In marriage, family life, and friendship, authentic love needs conversion.  When we say “I just want you to be happy,” we have to be honest about which kind of happiness we desire for them.  Jesus is clear,

Whoever wishes to come after me must deny himself, take up his cross, and follow me. For whoever wishes to save his life will lose it, but whoever loses his life for my sake will find it.” 

 

Those we love will struggle with sin.  It’s the battle of this life.  Authentic love won’t condone the sin or escaping it.  Rather, it will strengthen a person to speak the truth in love and support the beloved through the pain of conversion because true life and true freedom is found in the Lord. In the first reading for today (Jeremiah 20:7-9), the prophet Jeremiah expresses authentic love.  His human nature desired comfort and to simply be liked.  Nevertheless, his people had succumbed to habits of sin and needed to be corrected lest they die eternally from their destructive behavior and attitudes.  He didn’t want to speak out anymore because every time he did they met him with anger.  However, when he tried to remain silent, the truth welled up in him and he couldn’t hold it in any longer without suffering even greater pain.

True love can’t stand to see sin hurting it’s beloved.  Our friends and family need us to battle for their souls with the strength of prayer, God’s Truth, and the cross, not sentimentality.  And we need those who love us to battle for our souls in the same way.

To do this, we need to actively cooperate with the Holy Spirit that our love can be fully converted.  St. Paul states it well when he says,

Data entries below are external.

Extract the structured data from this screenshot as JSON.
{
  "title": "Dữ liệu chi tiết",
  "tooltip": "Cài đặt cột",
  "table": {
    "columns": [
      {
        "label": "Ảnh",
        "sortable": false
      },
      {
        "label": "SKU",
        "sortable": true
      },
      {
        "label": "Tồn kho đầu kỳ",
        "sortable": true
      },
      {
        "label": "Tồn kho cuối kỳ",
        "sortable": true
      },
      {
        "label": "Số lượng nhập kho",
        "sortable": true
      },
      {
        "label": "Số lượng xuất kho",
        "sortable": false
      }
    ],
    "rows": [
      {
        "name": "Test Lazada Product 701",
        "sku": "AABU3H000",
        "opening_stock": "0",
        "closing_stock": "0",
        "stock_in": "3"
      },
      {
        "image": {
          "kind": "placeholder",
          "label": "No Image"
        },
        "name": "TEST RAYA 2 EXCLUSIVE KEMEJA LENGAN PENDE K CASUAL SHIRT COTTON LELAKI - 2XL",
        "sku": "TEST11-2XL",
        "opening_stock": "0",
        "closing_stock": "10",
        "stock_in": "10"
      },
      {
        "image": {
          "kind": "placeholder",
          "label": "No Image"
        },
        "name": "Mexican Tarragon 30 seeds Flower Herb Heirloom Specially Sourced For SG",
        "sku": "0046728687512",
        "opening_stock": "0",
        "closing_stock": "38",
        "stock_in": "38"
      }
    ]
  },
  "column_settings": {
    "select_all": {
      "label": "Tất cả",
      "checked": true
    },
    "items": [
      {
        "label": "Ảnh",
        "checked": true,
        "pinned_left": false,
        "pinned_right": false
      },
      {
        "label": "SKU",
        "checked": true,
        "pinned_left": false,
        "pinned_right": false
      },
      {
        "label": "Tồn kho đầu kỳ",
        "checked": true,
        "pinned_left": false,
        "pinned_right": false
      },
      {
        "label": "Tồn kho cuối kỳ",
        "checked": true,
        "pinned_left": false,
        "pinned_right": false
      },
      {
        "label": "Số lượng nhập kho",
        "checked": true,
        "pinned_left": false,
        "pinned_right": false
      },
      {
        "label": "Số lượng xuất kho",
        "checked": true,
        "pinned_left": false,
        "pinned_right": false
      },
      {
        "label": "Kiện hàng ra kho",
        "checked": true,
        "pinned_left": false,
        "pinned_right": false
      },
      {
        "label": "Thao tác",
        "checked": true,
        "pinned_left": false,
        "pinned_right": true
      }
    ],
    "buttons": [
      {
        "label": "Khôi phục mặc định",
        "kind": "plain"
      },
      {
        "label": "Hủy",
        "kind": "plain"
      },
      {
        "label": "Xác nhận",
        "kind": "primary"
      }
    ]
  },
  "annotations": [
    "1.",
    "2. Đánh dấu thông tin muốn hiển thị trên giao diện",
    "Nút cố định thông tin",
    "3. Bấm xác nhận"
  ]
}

“Do not conform yourselves to this age but be transformed by the renewal of your mind, that you may discern what is the will of God, what is good and pleasing and perfect.” Romans 12:2

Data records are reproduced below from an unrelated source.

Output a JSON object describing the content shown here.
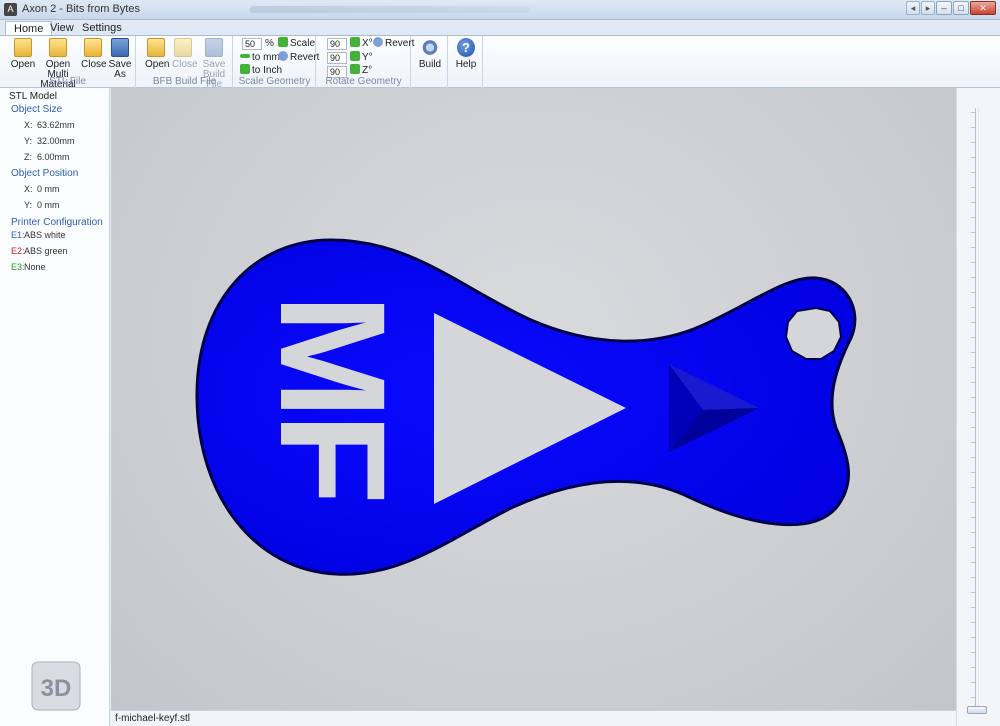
{
  "window": {
    "title": "Axon 2 - Bits from Bytes"
  },
  "tabs": [
    "Home",
    "View",
    "Settings"
  ],
  "ribbon": {
    "stl_file": {
      "label": "STL File",
      "open": "Open",
      "open_multi_1": "Open Multi",
      "open_multi_2": "Material",
      "close": "Close",
      "save_as_1": "Save",
      "save_as_2": "As"
    },
    "bfb_file": {
      "label": "BFB Build File",
      "open": "Open",
      "close": "Close",
      "save_1": "Save",
      "save_2": "Build File"
    },
    "scale": {
      "label": "Scale Geometry",
      "percent_value": "50",
      "percent_sign": "%",
      "scale": "Scale",
      "to_mm": "to mm",
      "revert": "Revert",
      "to_inch": "to Inch"
    },
    "rotate": {
      "label": "Rotate Geometry",
      "x_value": "90",
      "y_value": "90",
      "z_value": "90",
      "x": "X°",
      "y": "Y°",
      "z": "Z°",
      "revert": "Revert"
    },
    "build": "Build",
    "help": "Help"
  },
  "panel": {
    "title": "STL Model",
    "object_size": {
      "header": "Object Size",
      "x_label": "X:",
      "x": "63.62mm",
      "y_label": "Y:",
      "y": "32.00mm",
      "z_label": "Z:",
      "z": "6.00mm"
    },
    "object_position": {
      "header": "Object Position",
      "x_label": "X:",
      "x": "0 mm",
      "y_label": "Y:",
      "y": "0 mm"
    },
    "printer": {
      "header": "Printer Configuration",
      "e1_label": "E1:",
      "e1": "ABS white",
      "e1_color": "#2b5fb5",
      "e2_label": "E2:",
      "e2": "ABS green",
      "e2_color": "#d02020",
      "e3_label": "E3:",
      "e3": "None",
      "e3_color": "#20a020"
    },
    "logo_text": "3D"
  },
  "model": {
    "color": "#0000ff",
    "outline": "#00004a",
    "text": "MF"
  },
  "status": {
    "filename": "f-michael-keyf.stl"
  }
}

It will take time, effort, and support.  However, we can be encouraged by Peter’s example.  Peter’s conversion took time as well, but by the end of his life his love had become so perfect, that he accepted the cross and crucifixion for himself that he had once tried to dissuade Jesus from.

I’ll end with two quotes that I read often which give me hope:

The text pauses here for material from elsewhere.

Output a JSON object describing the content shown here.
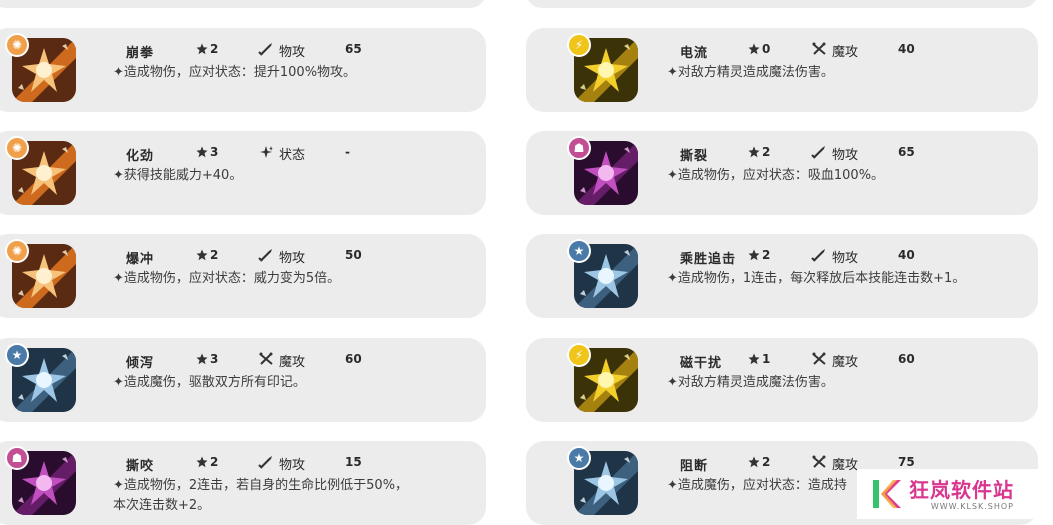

Pope Francis   January 19, 2016

“there is no saint without a past and no sinner without a future

 

St. Josemaria Escriva

“A saint is a sinner that keeps trying.”

Consider:

  • Reflect on Mary’s love for Jesus.  Consider her fierce protection when He was young.  Consider her fierce loyalty to His mission on the Cross, despite both of their suffering.
  • Consider the words “I just want you to be happy.”  Pray about what true happiness is, where it can be found, and how it can be attained.
  • When has Christian love required you to carry a cross?  Who supported you?  Who tried to dissuade you?
  • When have you had to stand by someone while they carried a cross?  In what ways were you tempted to encourage them to leave the cross?  How were you able to support them in their pain or struggle and make the burden easier?

Make a Resolution (Practical Application):

  • Do one thing each day for “the renewal of your mind, that you may discern what is the will of God, what is good and pleasing and perfect.”
    • Spend 5 minutes with Scripture
    • Read a good Christian book
    • Listen to Christian podcasts
    • Visit with a Christian friend
  • Support a friend on their spiritual journey who is struggling with a sin or with a cross.
    • Pray and sacrifice for them; Speak truth in love; Visit them; encourage them with Scriptures of hope and resurrection after the Cross.

 

~ Written by Angela Jendro © 2017

* To receive these weekly posts automatically in your email just click the “follow” tab in the bottom right hand corner and enter your email address.